Since he was released as part of the Voice of Isengard expansion, the Westfold Outrider has found his way into countless Tactics decks. As a 2-cost Tactics ally with solid stats and a useful and flexible ability, there’s really not many reasons to exclude him and he’s usually one of the first allies I choose when building a Tactics deck. Still, the Dunedain deck type increases the value of the Outrider even more. First, he provides yet another way to engage an enemy anywhere on the board, at any time, whether in the staging area or engaged with another player. This can be used during questing to remove threat, which is probably the most popular use of the Outrider, but it could also be used during planning to benefit from something like Heir of Valandil or during some other phase. Second, beyond engagement shenanigans, the Outrider has the Scout trait, which allows him to use Expert Trackers to place progress on a location in play. So you could use the Outrider in conjunction with Expert Trackers, along with regular duties, until you need to discard him for his ability. If you had multiple Westfold Outriders in play, you could even discard one to engage an enemy, then exhaust the other to explore a location in the staging area using Expert Trackers. This could result in eliminating both a location and enemy from the staging area during a single questing phase, which could be a huge swing.
#1 – Dunedain Warning/Dunedain Mark

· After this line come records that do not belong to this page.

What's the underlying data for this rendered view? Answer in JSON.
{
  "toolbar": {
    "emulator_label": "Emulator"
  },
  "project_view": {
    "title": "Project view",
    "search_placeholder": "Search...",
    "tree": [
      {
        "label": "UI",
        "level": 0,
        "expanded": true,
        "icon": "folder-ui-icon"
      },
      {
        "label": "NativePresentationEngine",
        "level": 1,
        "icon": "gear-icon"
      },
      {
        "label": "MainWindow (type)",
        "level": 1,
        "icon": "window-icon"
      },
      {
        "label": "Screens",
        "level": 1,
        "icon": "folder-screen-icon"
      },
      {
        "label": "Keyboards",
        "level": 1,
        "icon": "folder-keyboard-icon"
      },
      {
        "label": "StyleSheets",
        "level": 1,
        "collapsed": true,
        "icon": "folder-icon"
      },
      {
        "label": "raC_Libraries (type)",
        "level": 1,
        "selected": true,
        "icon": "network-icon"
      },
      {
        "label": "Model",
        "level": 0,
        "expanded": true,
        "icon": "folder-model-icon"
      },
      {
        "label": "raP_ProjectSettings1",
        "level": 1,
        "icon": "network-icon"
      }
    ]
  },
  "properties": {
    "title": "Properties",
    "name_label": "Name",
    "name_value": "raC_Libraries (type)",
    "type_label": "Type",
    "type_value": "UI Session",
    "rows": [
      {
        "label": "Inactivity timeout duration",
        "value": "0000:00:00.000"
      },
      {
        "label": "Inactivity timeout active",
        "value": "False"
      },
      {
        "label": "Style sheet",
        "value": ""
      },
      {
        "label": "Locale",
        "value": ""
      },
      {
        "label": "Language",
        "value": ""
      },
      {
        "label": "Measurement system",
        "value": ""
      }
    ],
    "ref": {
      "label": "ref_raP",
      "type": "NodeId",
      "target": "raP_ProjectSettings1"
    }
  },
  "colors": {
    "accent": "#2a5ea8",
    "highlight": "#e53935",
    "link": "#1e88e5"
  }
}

This is perhaps the least surprising and most predictable entry in the list, yet there is little doubt that the Dunedain signals will be brought back to life by The Lost Realm. While they have always been useful and never totally lost favor, other options have certainly stolen some of their luster over time. However, with the arrival of the Weather Hills Watchman, who can fetch a Signal from the top 5 cards of a deck, the use of Signal attachments can be made much more consistent. I have singled out Dunedain Warning and Dunedain Mark in particular as these have always been the best of the Signal attachments and provided the best value-for-money, but they also can help facilitate some of the new Dunedain shenanigans, especially through the use of the under-utilized transfer mechanics. For example, Tactics Aragorn could use the attack boost from Dunedain Mark to destroy an enemy, thereby engaging another enemy as a result. Then, Aragorn could pay 1 to transfer the Mark over to another hero who is ready so that they could use the boost against this new foe. Similarly, Dunedain Warning could be passed between several defenders to help defend against a crowd of enemies. The main drawback to this approach is that it is potentially resource-intensive, but taking advantage of resource generation/smoothing effects like The Day’s Rising, Errand-rider or Mablung could help in this regard. As for the other existing Signal attachments, Dunedain Quest is still a bit pricey compared to alternatives. Dunedain Cache and Dunedain Signal, however, could both have a place, although they tend to not be the best fit for Dunedain decks, which want to take on enemies themselves rather than help other decks handle enemies.
Thus ends the list and The Lost Realm is (finally) around the corner! Which existing cards are you looking forward to including in your Dunedain decks?